Going through the entries below, copy out each line that contains "звільнення".

** RECORD EXCERPTS follows **

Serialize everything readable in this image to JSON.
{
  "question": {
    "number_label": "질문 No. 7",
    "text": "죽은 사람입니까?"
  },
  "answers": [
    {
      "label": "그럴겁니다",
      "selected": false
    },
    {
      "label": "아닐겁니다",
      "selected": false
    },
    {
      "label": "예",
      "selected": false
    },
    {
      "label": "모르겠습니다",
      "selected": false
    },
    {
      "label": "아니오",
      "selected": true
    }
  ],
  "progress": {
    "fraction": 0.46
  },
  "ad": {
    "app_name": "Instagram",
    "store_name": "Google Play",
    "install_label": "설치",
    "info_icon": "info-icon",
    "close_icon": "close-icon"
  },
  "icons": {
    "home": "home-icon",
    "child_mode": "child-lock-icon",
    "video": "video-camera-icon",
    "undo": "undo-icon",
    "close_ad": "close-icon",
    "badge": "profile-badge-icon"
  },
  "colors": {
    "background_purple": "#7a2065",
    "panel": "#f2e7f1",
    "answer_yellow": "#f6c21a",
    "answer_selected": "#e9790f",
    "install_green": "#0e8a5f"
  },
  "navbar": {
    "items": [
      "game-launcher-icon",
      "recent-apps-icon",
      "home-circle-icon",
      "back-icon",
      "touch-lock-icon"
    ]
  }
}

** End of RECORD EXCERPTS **
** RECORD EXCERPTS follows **

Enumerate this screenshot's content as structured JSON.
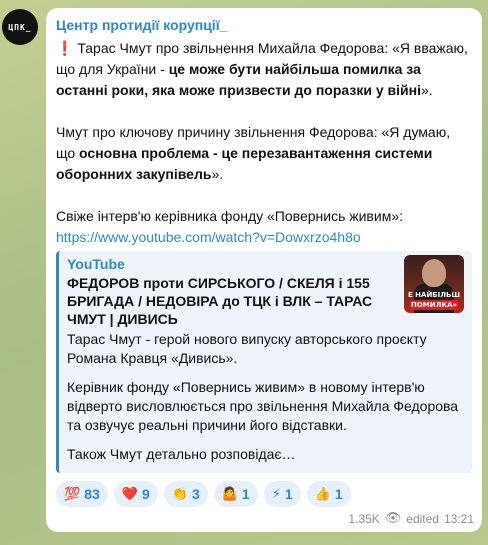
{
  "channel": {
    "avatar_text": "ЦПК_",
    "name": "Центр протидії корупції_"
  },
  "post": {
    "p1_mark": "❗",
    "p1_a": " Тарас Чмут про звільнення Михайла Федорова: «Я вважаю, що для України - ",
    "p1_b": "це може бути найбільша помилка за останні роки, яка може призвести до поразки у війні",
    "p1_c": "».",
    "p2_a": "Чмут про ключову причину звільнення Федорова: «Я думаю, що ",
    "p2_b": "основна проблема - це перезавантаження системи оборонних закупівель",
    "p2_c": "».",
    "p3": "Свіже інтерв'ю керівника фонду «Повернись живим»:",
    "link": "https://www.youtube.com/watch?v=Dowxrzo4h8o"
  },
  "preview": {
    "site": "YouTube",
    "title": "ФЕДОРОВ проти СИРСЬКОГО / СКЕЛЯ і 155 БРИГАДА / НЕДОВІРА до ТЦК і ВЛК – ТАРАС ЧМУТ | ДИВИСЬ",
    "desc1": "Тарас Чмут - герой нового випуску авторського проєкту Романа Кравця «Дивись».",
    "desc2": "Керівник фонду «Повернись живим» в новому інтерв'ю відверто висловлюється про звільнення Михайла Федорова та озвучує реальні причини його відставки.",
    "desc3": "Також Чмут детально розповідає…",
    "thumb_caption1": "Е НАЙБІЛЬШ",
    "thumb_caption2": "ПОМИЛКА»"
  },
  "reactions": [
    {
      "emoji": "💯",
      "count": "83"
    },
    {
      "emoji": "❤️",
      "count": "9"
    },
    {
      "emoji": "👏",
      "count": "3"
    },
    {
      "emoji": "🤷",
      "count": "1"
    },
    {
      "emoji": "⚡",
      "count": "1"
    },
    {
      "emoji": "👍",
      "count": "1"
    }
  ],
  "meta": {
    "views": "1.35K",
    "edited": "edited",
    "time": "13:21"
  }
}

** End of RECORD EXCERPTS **

**RESPONSE FOR THIS EXERCISE**
    "p1_a": " Тарас Чмут про звільнення Михайла Федорова: «Я вважаю, що для України - ",
    "p2_a": "Чмут про ключову причину звільнення Федорова: «Я думаю, що ",
    "desc2": "Керівник фонду «Повернись живим» в новому інтерв'ю відверто висловлюється про звільнення Михайла Федорова та озвучує реальні причини його відставки.",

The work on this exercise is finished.